Planned Parenthood and ACLU suing over Missouri abortion law
KANSAS CITY, Mo. (AP) — Planned Parenthood and the American Civil Liberties Union filed a federal lawsuit Tuesday seeking to stop a Missouri law that bans abortions beyond the eighth week of pregnancy from taking effect Aug. 28.
Lawyers for the ACLU and Planned Parenthood Reproductive Health Services of St. Louis argued in the lawsuit that the bill signed by Gov. Mike Parson in May is unconstitutional. They want the federal court to issue a preliminary injunction and/or a temporary restraining order to stop enforcement of the law until the lawsuit is decided.
The new law is considered one of the most restrictive in the country because it doesn’t include exceptions for rape or incest, and would allow the state to charge any provider who performs abortions at or after eight weeks with a felony that could bring a sentence of up to 15 years.
The organizations argue that if the court doesn’t stop the law from taking effect their patients will be severely restricted from accessing pre-viability abortions “preventing the vast majority of patients from obtaining the constitutionally protected medical care they seek.”

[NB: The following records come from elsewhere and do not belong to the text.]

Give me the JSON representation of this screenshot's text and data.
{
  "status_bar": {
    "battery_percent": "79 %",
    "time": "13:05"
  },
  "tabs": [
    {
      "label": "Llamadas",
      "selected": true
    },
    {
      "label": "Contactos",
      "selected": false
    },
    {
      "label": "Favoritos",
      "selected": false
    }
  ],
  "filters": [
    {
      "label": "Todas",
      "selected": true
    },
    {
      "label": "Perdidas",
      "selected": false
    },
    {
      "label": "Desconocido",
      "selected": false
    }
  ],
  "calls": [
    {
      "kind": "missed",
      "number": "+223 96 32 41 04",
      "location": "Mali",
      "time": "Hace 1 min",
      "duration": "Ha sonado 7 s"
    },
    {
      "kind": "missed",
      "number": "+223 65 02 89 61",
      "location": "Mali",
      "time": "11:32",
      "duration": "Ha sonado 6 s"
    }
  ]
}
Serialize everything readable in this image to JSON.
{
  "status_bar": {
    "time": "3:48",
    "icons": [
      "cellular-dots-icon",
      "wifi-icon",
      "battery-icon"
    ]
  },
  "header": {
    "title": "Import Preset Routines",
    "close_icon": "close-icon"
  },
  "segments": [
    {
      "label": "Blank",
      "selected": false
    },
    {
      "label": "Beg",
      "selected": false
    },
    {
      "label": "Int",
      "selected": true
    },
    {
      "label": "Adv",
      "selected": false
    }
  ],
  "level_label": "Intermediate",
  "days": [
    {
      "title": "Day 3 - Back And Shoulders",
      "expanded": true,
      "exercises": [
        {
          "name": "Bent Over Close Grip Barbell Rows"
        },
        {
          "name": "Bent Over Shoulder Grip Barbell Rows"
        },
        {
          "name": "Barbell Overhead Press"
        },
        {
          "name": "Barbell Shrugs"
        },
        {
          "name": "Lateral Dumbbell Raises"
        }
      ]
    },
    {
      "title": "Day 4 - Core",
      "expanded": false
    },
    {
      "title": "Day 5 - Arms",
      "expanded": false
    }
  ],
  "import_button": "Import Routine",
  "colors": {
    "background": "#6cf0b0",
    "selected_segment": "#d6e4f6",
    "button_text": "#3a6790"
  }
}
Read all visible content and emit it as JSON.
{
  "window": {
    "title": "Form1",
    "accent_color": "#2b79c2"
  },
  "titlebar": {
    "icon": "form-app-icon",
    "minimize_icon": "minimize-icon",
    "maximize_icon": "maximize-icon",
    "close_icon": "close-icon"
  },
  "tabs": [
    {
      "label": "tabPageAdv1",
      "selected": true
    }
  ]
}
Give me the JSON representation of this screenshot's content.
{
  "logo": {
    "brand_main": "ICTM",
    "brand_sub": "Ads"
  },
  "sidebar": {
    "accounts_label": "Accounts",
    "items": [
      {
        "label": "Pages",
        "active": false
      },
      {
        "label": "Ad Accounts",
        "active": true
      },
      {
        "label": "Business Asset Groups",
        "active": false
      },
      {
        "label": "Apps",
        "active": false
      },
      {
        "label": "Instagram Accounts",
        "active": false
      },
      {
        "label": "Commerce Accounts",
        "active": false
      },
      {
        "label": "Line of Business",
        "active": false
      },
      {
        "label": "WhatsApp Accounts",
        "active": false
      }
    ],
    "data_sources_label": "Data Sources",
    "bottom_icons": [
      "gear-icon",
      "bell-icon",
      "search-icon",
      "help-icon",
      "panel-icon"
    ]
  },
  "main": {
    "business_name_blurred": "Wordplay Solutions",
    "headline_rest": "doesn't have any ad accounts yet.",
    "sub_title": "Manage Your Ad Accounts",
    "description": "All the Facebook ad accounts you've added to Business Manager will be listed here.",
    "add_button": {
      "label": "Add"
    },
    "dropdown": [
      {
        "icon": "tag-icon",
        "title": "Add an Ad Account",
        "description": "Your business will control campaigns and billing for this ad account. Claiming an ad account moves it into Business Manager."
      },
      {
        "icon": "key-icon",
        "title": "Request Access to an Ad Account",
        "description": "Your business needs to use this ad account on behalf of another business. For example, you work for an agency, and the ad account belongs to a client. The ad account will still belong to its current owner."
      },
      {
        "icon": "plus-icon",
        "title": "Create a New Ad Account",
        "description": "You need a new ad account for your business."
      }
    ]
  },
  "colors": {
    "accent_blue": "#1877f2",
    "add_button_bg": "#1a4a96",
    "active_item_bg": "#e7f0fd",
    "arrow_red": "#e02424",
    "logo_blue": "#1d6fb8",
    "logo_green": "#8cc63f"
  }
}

Parson’s spokeswoman, Kelli Jones, said the office had no immediate comment. Attorney General Eric Schmitt’s spokesman, Chris Nuelle, office didn’t immediately return a phone call seeking comment. Parson and Schmidt are among the defendants named in the lawsuit.
If courts don’t uphold the eight-week ban, the bill includes a series of less-restrictive bans ranging from 14 weeks up to 20 weeks. The bill also bans abortions based solely on race, sex or a diagnosis indicating the potential for Down syndrome.
Federal law allows states to prohibit abortions after fetuses are viable outside the womb, which can be from 24 to 28 weeks.
Missouri’s bill also includes an outright ban on abortions except in cases of medical emergencies, but that would take effect only if Roe v. Wade is overturned.
“We are in the fight of our lives to protect abortion for 1.1 million Missouri women of reproductive age in our state,” Dr. Colleen McNicholas, chief medical officer of Planned Parenthood of the St. Louis Region, said in a statement. “The attacks are relentless, but our commitment to our patients’ rights and freedoms is unwavering.”
Planned Parenthood Reproductive Health Services of St. Louis currently is the only abortion provider in Missouri. The clinic sued state health officials in May, accusing them of using facility licensing rules to close the clinic.
The ACLU also is seeking to collect signatures to put the eight-week ban to a statewide vote in 2020 but Secretary of State Jay Ashcroft has not yet approved the petition. With only a month left until the law takes effect, the organization is running out of time to collect the 100,000 signatures needed to force a referendum.